Can the economic growth of interwar Latvia be estimated by contemporary national accounts
New paper titled "Can the economic growth of interwar Latvia be estimated by contemporary national accounts" by Grytten, Ola Honningdal; Norkus, Zenonas; Markeviciute, Jurgita; Silins, Janis has been published in Baltic Journal of Economics.
The paper provides an examination of interwar Latvia’s national accounts, checking their usability for estimating interwar economic growth performance. According to the authoritative account of Roses and Wolf [(2010). Aggregate growth, 1913–1950. In S. Broadberry, & K. H. O’Rourke (Eds.), The Cambridge economic history of modern Europe, vol 2. 1870 to the present (pp. 183–207). Cambridge UP.], based on indirect estimation methods, Latvia’s GDPpc growth rate from 1929 to 1938 was the highest in Europe. However, according to Aizsilnieks [(1968). Latvijas saimniecības vēsture, 1914–1945. Daugava.] interwar national income estimates show that the Latvian economy stagnated in the 1930s. This paper’s main findings are that applying historical price indices to the existing interwar output estimates supports the stagnation thesis. However, the national income estimates lack validity and reliability due to unpersistent or unknown methodology.
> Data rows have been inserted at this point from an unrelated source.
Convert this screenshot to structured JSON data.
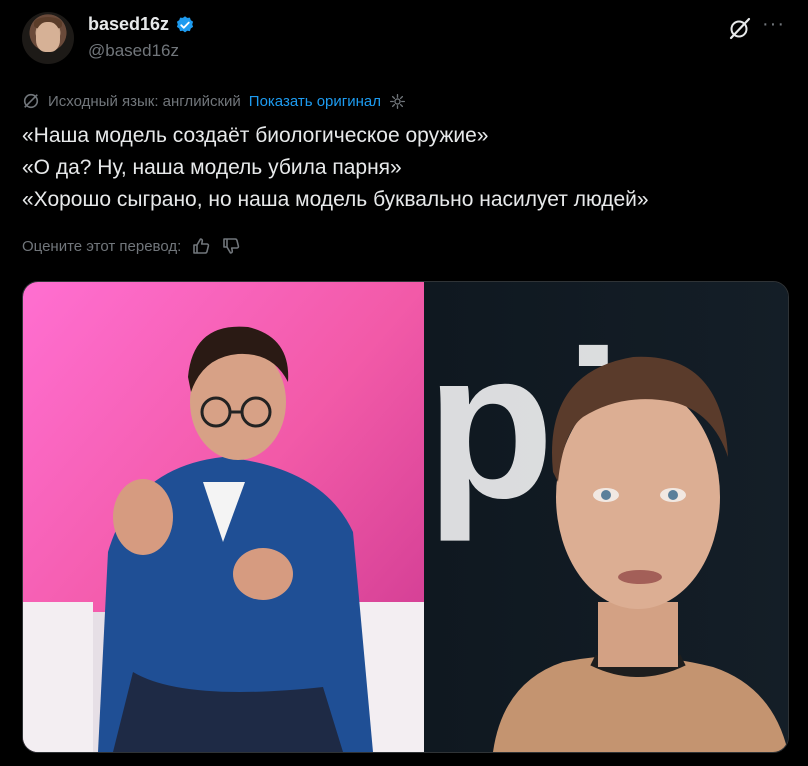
{
  "author": {
    "display_name": "based16z",
    "handle": "@based16z",
    "verified": true
  },
  "translation": {
    "source_language_label": "Исходный язык: английский",
    "show_original_label": "Показать оригинал"
  },
  "tweet": {
    "lines": [
      "«Наша модель создаёт биологическое оружие»",
      "«О да? Ну, наша модель убила парня»",
      "«Хорошо сыграно, но наша модель буквально насилует людей»"
    ]
  },
  "rating": {
    "label": "Оцените этот перевод:"
  },
  "media_text": {
    "backdrop_letters": "pi"
  },
  "icons": {
    "verified": "verified-badge-icon",
    "grok": "grok-icon",
    "more": "more-icon",
    "translate": "translate-icon",
    "settings": "gear-icon",
    "thumbs_up": "thumbs-up-icon",
    "thumbs_down": "thumbs-down-icon"
  },
  "colors": {
    "background": "#000000",
    "text": "#e7e9ea",
    "muted": "#71767b",
    "link": "#1d9bf0",
    "verified": "#1d9bf0"
  }
}
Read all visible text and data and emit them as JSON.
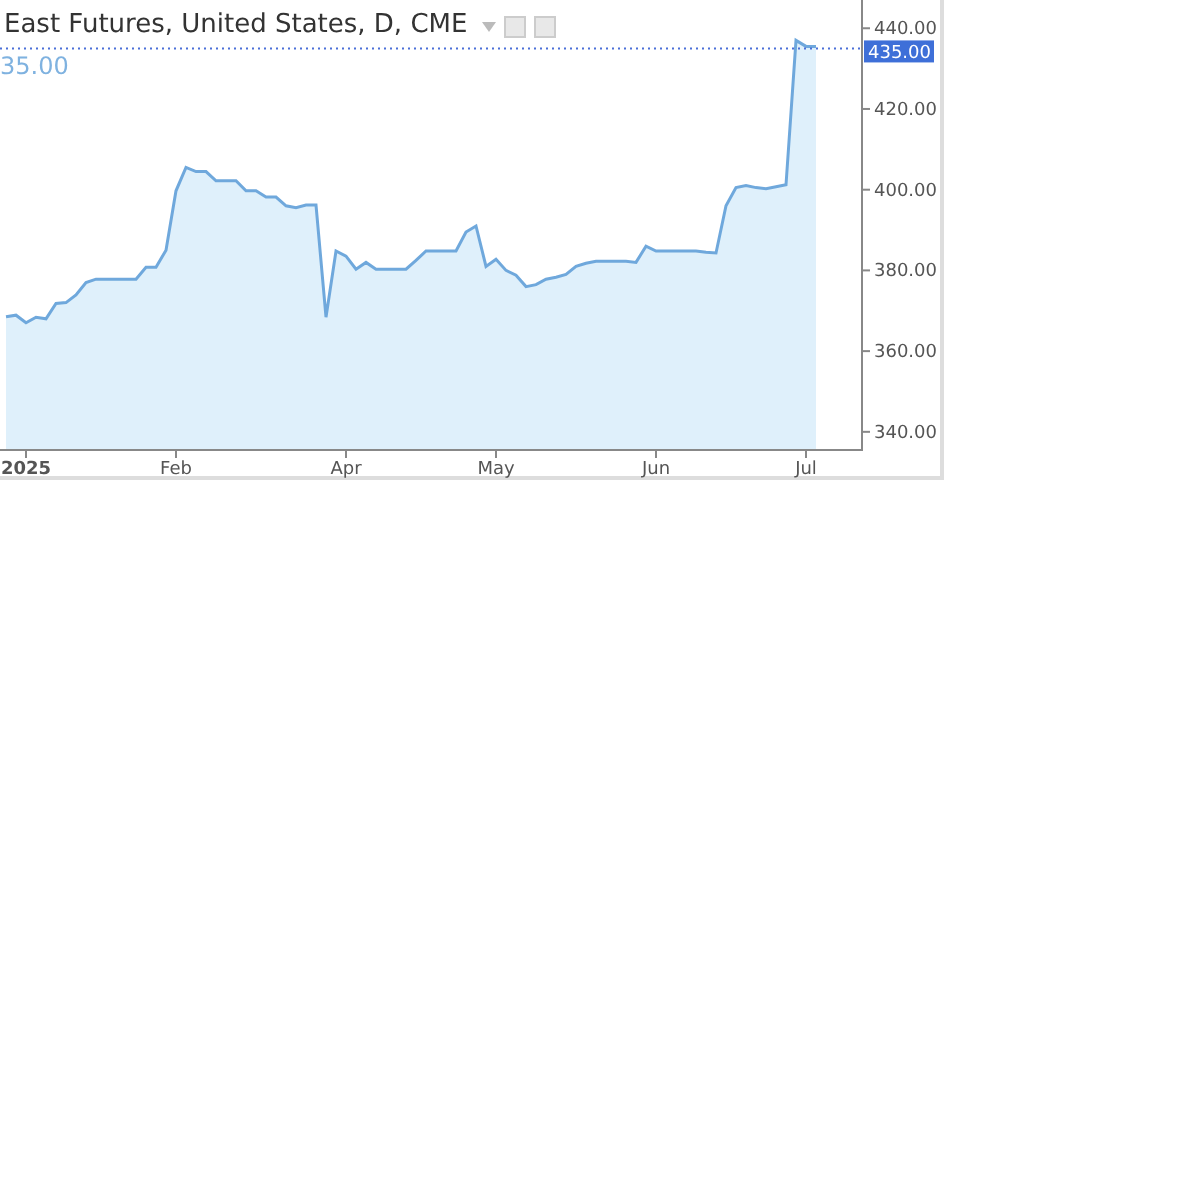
{
  "chart": {
    "title": "East Futures, United States, D, CME",
    "legend_value": "35.00",
    "chart_data": {
      "type": "area",
      "ylim": [
        335.5,
        447
      ],
      "categories": [
        null,
        null,
        "2025",
        null,
        null,
        null,
        null,
        null,
        null,
        null,
        null,
        null,
        null,
        null,
        null,
        null,
        null,
        "Feb",
        null,
        null,
        null,
        null,
        null,
        null,
        null,
        null,
        null,
        null,
        null,
        null,
        null,
        null,
        null,
        null,
        "Apr",
        null,
        null,
        null,
        null,
        null,
        null,
        null,
        null,
        null,
        null,
        null,
        null,
        null,
        null,
        "May",
        null,
        null,
        null,
        null,
        null,
        null,
        null,
        null,
        null,
        null,
        null,
        null,
        null,
        null,
        null,
        "Jun",
        null,
        null,
        null,
        null,
        null,
        null,
        null,
        null,
        null,
        null,
        null,
        null,
        null,
        null,
        "Jul",
        null
      ],
      "yticks": [
        {
          "value": 340,
          "label": "340.00"
        },
        {
          "value": 360,
          "label": "360.00"
        },
        {
          "value": 380,
          "label": "380.00"
        },
        {
          "value": 400,
          "label": "400.00"
        },
        {
          "value": 420,
          "label": "420.00"
        },
        {
          "value": 440,
          "label": "440.00"
        }
      ],
      "series": [
        {
          "color": "#6fa8dc",
          "values": [
            368.5,
            368.9,
            367,
            368.4,
            368,
            371.8,
            372,
            373.9,
            377,
            377.8,
            377.8,
            377.8,
            377.8,
            377.8,
            380.8,
            380.8,
            385,
            399.7,
            405.5,
            404.5,
            404.5,
            402.2,
            402.2,
            402.2,
            399.7,
            399.7,
            398.2,
            398.2,
            396,
            395.5,
            396.2,
            396.2,
            368.4,
            384.8,
            383.5,
            380.3,
            382,
            380.3,
            380.3,
            380.3,
            380.3,
            382.5,
            384.8,
            384.8,
            384.8,
            384.8,
            389.5,
            391,
            381,
            382.8,
            380,
            378.8,
            376,
            376.5,
            377.8,
            378.3,
            379,
            381,
            381.8,
            382.3,
            382.3,
            382.3,
            382.3,
            382,
            386,
            384.8,
            384.8,
            384.8,
            384.8,
            384.8,
            384.5,
            384.3,
            396,
            400.5,
            401,
            400.5,
            400.2,
            400.7,
            401.2,
            437,
            435.5,
            435.5
          ]
        }
      ],
      "ref_lines": [
        {
          "axis": "y",
          "value": 435,
          "label": "435.00"
        }
      ]
    }
  }
}
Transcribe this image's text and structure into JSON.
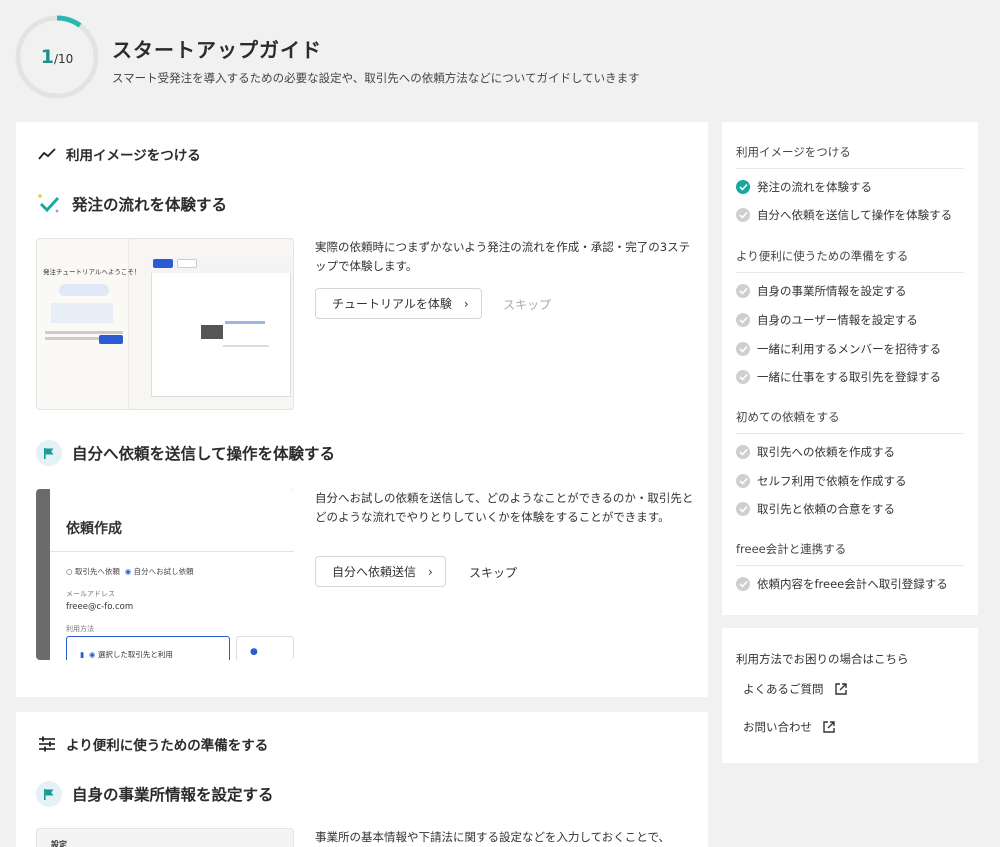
{
  "progress": {
    "current": "1",
    "total": "/10",
    "fraction": 0.1,
    "accent": "#2ab7b0"
  },
  "header": {
    "title": "スタートアップガイド",
    "subtitle": "スマート受発注を導入するための必要な設定や、取引先への依頼方法などについてガイドしていきます"
  },
  "main": {
    "section1": {
      "title": "利用イメージをつける",
      "icon": "trend-icon",
      "task1": {
        "title": "発注の流れを体験する",
        "desc": "実際の依頼時につまずかないよう発注の流れを作成・承認・完了の3ステップで体験します。",
        "button": "チュートリアルを体験",
        "skip": "スキップ",
        "thumb": {
          "heading": "発注チュートリアルへようこそ！"
        }
      },
      "task2": {
        "title": "自分へ依頼を送信して操作を体験する",
        "desc": "自分へお試しの依頼を送信して、どのようなことができるのか・取引先とどのような流れでやりとりしていくかを体験をすることができます。",
        "button": "自分へ依頼送信",
        "skip": "スキップ",
        "thumb": {
          "heading": "依頼作成",
          "radio1": "取引先へ依頼",
          "radio2": "自分へお試し依頼",
          "email_label": "メールアドレス",
          "email": "freee@c-fo.com",
          "usage_label": "利用方法",
          "usage_option": "選択した取引先と利用"
        }
      }
    },
    "section2": {
      "title": "より便利に使うための準備をする",
      "icon": "sliders-icon",
      "task1": {
        "title": "自身の事業所情報を設定する",
        "desc": "事業所の基本情報や下請法に関する設定などを入力しておくことで、",
        "thumb": {
          "heading": "設定"
        }
      }
    }
  },
  "sidebar": {
    "groups": [
      {
        "title": "利用イメージをつける",
        "items": [
          {
            "label": "発注の流れを体験する",
            "done": true
          },
          {
            "label": "自分へ依頼を送信して操作を体験する",
            "done": false
          }
        ]
      },
      {
        "title": "より便利に使うための準備をする",
        "items": [
          {
            "label": "自身の事業所情報を設定する",
            "done": false
          },
          {
            "label": "自身のユーザー情報を設定する",
            "done": false
          },
          {
            "label": "一緒に利用するメンバーを招待する",
            "done": false
          },
          {
            "label": "一緒に仕事をする取引先を登録する",
            "done": false
          }
        ]
      },
      {
        "title": "初めての依頼をする",
        "items": [
          {
            "label": "取引先への依頼を作成する",
            "done": false
          },
          {
            "label": "セルフ利用で依頼を作成する",
            "done": false
          },
          {
            "label": "取引先と依頼の合意をする",
            "done": false
          }
        ]
      },
      {
        "title": "freee会計と連携する",
        "items": [
          {
            "label": "依頼内容をfreee会計へ取引登録する",
            "done": false
          }
        ]
      }
    ],
    "help": {
      "title": "利用方法でお困りの場合はこちら",
      "faq": "よくあるご質問",
      "contact": "お問い合わせ"
    }
  }
}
Hence, changes in real output cannot be established without new calculations according to the contemporary System of National Accounts (SNA 2008) framework.